China announced on Monday that it was not interested in joining Russia-U.S. talks on nuclear disarmament.
China's unwillingness to negotiate the possibility of joining the Intermediate-Range Nuclear Forces Treaty was one of the main reasons of Washington's withdrawal from the agreement as U.S. President Donald Trump said his country was ready to preserve the agreement on the condition of Beijing's participation.
Speaking at a news conference in Sochi following a meeting with his Russian counterpart Sergey Lavrov, Chinese Foreign Minister Wang Yi said China did not consider joining the talks to be a necessity.
He added that it kept its nuclear arsenals at a minimum level "commensurate to its defense policy needs", especially as the situation on the Korean Peninsula remained "uncertain".
Commenting on another major arms controls deal, the Strategic Arms Reduction Treaty (START), Sergey Lavrov said he would discuss its extension with U.S. Secretary of State Mike Pompeo during the meeting slated for May 14 in Sochi.

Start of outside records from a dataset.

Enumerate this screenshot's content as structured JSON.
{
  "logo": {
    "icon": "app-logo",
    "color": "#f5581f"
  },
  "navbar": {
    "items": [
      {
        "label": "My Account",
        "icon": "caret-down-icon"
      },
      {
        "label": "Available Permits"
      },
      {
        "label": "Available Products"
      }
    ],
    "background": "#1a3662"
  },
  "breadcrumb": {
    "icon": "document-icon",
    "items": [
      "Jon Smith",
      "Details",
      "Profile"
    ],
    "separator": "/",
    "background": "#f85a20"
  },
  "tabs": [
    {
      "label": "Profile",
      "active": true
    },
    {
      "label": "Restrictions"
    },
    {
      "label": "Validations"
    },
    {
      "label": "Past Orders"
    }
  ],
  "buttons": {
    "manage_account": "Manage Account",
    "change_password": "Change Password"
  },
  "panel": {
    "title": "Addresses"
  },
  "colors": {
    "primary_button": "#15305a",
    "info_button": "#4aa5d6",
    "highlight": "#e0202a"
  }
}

He said the Iran nuclear deal and Iranian nuclear program would be another topic on the meeting's agenda.
"Tomorrow, we will try to clarify the Americans' plan to overcome this crisis [surrounding the Iran nuclear deal] which was the result of their unilateral decisions. I look forward to a frank conversation with my colleague," he said.
Last year, U.S. President Donald Trump withdrew his country from a landmark 2015 nuclear deal between Iran and the P5+1 group of nations comprising of the five permanent UN Security Council members plus Germany.
Shortly afterward, Washington re-imposed economic sanctions on Iran targeting the country’s energy and banking sectors. Both Lavrov and Wang slammed the U.S. economic sanctions, saying both countries did not accept the attempts to "act in circumvent of the World Trade Organization rules".
They also stressed that Russia and China share a position on non-interference in Venezuelan internal affairs.